Aimless Wanderings 30: Words on a Screen
I’ve decided that it was high time I published another UPLC article, but I’ve decided to try something new with this one. Instead of doing 3-5 shorter entries following a theme, I thought I’d focus the article on a single, more pivotal aspect and hopefully go into better detail when explaining it. Sounds good to you? Well, too bad, it’s happening anyway. Trying new things, away!
This issue, I felt I should try to shine a light on one of the most widespread character relationships in not only anime and manga, but in many western shows as well. It can be referred to in many ways, but the way I’ll do it in the article is the Red Oni/Blue Oni relationship. It gets its name from the fact that, in Japanese folklore, oni (demons) typically come in two flavors, red and blue. Over time, people began ascribing character traits to each type. In short, this is typically a relationship between two people (or factions, planets, etc.) where one is fiery and impulsive (red), and the other is calm and strategic (blue). Many different other traits come along with these characters, but some of the most common are opposing elemental powers such as fire and ice/water or, in absence of that, many comparisons to elemental things, i.e. hot-headed or ice queen, The most obvious examples lie in the shonen genre, where they’re often color-coded for your convenience, but you can find this trope in a huge number of series’ ranging through all age groups and genres.
To use an example that we’ve seen before (in the Anime Club), Jin and Mugen from Samurai Champloo are textbook examples of this relationship. Mugen is brash and impulsive, living and fighting on almost pure instinct, with little or no structure to basically anything he does; Jin, on the other hand, lives an extremely structured life and has his emotions well under control. While not sharing the exact same character traits, these kinds of pairings can be found throughout shonen series’, such as Naruto and Sasuke (Naruto), Ichigo and Uryuu (Bleach), Ayano and Kazuma (Kaze no Stigma), Ed and Al (Fullmetal Alchemist), etc.; I could keep going, but I think that gets my point across.

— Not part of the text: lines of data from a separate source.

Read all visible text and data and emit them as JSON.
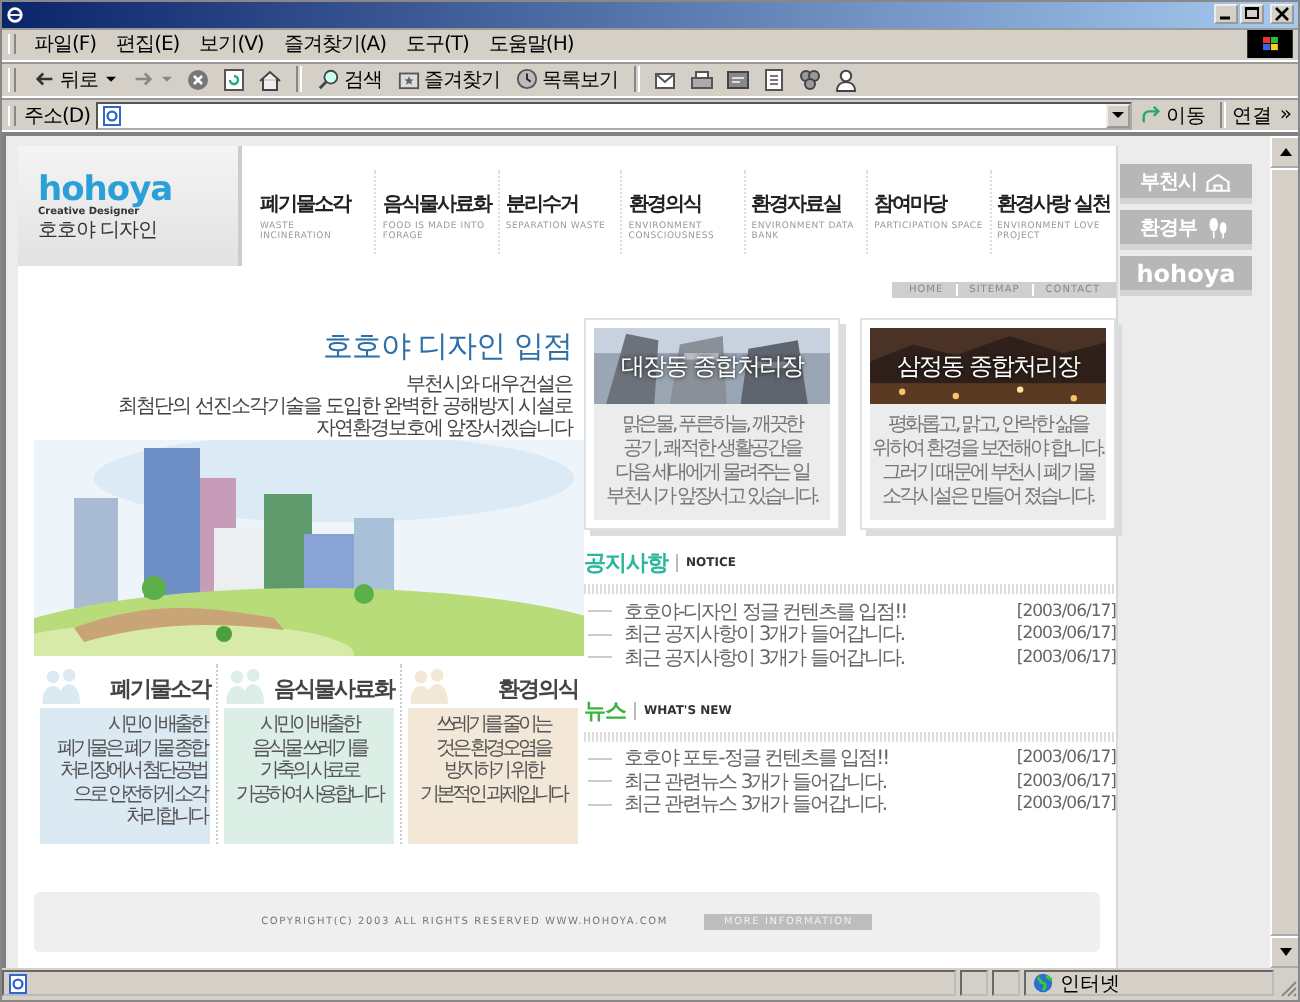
{
  "menu": [
    "파일(F)",
    "편집(E)",
    "보기(V)",
    "즐겨찾기(A)",
    "도구(T)",
    "도움말(H)"
  ],
  "toolbar": {
    "back": "뒤로",
    "search": "검색",
    "favorites": "즐겨찾기",
    "history": "목록보기"
  },
  "address_bar": {
    "label": "주소(D)",
    "go": "이동",
    "links": "연결",
    "more": "»"
  },
  "site": {
    "logo": "hohoya",
    "logo_tagline": "Creative Designer",
    "logo_name": "호호야 디자인",
    "nav": [
      {
        "title": "폐기물소각",
        "subtitle": "WASTE INCINERATION"
      },
      {
        "title": "음식물사료화",
        "subtitle": "FOOD IS MADE INTO FORAGE"
      },
      {
        "title": "분리수거",
        "subtitle": "SEPARATION WASTE"
      },
      {
        "title": "환경의식",
        "subtitle": "ENVIRONMENT CONSCIOUSNESS"
      },
      {
        "title": "환경자료실",
        "subtitle": "ENVIRONMENT DATA BANK"
      },
      {
        "title": "참여마당",
        "subtitle": "PARTICIPATION SPACE"
      },
      {
        "title": "환경사랑 실천",
        "subtitle": "ENVIRONMENT LOVE PROJECT"
      }
    ],
    "utility_links": [
      "HOME",
      "SITEMAP",
      "CONTACT"
    ],
    "side_buttons": [
      {
        "kind": "city",
        "label": "부천시"
      },
      {
        "kind": "ministry",
        "label": "환경부"
      },
      {
        "kind": "logo",
        "label": "hohoya"
      }
    ],
    "hero": {
      "title": "호호야 디자인 입점",
      "lines": [
        "부천시와 대우건설은",
        "최첨단의 선진소각기술을 도입한 완벽한 공해방지 시설로",
        "자연환경보호에 앞장서겠습니다"
      ]
    },
    "cards": [
      {
        "kind": "day",
        "title": "대장동 종합처리장",
        "lines": [
          "맑은물, 푸른하늘, 깨끗한",
          "공기, 쾌적한 생활공간을",
          "다음 세대에게 물려주는 일",
          "부천시가 앞장서고 있습니다."
        ]
      },
      {
        "kind": "night",
        "title": "삼정동 종합처리장",
        "lines": [
          "평화롭고, 맑고, 안락한 삶을",
          "위하여 환경을 보전해야 합니다.",
          "그러기 때문에 부천시 폐기물",
          "소각시설은 만들어 졌습니다."
        ]
      }
    ],
    "features": [
      {
        "title": "폐기물소각",
        "color": "#dbe9f2",
        "lines": [
          "시민이 배출한",
          "폐기물은 폐기물 종합",
          "처리장에서 첨단공법",
          "으로 안전하게 소각",
          "처리합니다"
        ]
      },
      {
        "title": "음식물사료화",
        "color": "#dcefe6",
        "lines": [
          "시민이 배출한",
          "음식물 쓰레기를",
          "가축의 사료로",
          "가공하여 사용합니다"
        ]
      },
      {
        "title": "환경의식",
        "color": "#f3e8d8",
        "lines": [
          "쓰레기를 줄이는",
          "것은 환경오염을",
          "방지하기 위한",
          "기본적인 과제입니다"
        ]
      }
    ],
    "notice": {
      "title": "공지사항",
      "subtitle": "NOTICE",
      "items": [
        {
          "text": "호호야-디자인 정글 컨텐츠를 입점!!",
          "date": "[2003/06/17]"
        },
        {
          "text": "최근 공지사항이 3개가 들어갑니다.",
          "date": "[2003/06/17]"
        },
        {
          "text": "최근 공지사항이 3개가 들어갑니다.",
          "date": "[2003/06/17]"
        }
      ]
    },
    "news": {
      "title": "뉴스",
      "subtitle": "WHAT'S NEW",
      "items": [
        {
          "text": "호호야 포토-정글 컨텐츠를 입점!!",
          "date": "[2003/06/17]"
        },
        {
          "text": "최근 관련뉴스 3개가 들어갑니다.",
          "date": "[2003/06/17]"
        },
        {
          "text": "최근 관련뉴스 3개가 들어갑니다.",
          "date": "[2003/06/17]"
        }
      ]
    },
    "footer": {
      "copyright": "COPYRIGHT(C) 2003 ALL RIGHTS RESERVED WWW.HOHOYA.COM",
      "more": "MORE INFORMATION"
    }
  },
  "status_bar": {
    "zone": "인터넷"
  }
}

Of course, while these relationships are often played at face value, the also very often aren’t; both Red and Blue Oni characters can have hidden depths to them that deviate from the textbook definition. To use Bleach as an example, Kisuke Urahara is basically two characters in one: Mr. Hat & Clogs, the laid back, back alley curio shop owner, and Captain Urahara, captain of the 12th Gotei squad, founder of the research division, and former leader of the 2nd security division. While Reds are, on the surface, very emotional and impulsive, it frequently hides a terrifyingly calm and ruthless interior that comes out when they perceive danger to those close to them (Shichika from Katanagatari is a near perfect example of this). Conversely, Blues appear very calm and collected but are often wound far too tightly and if you manage to pierce that outer shell, they will explode (only sometimes literally) uncontrollably (think Piccolo or Vegeta from Dragonball Z).
These examples are more or less all shonen, as you may have noticed, but that’s because they’re the best way to show examples of this particular trope, everything is cut and dry with little room for deviation. With this, you have the building blocks you need to pick out all the intricacies of these relationships in the more complex occurrences, of which there are many, but now you have the tools at your disposal to appreciate this aspect of anime and manga more readily. Hurray for you!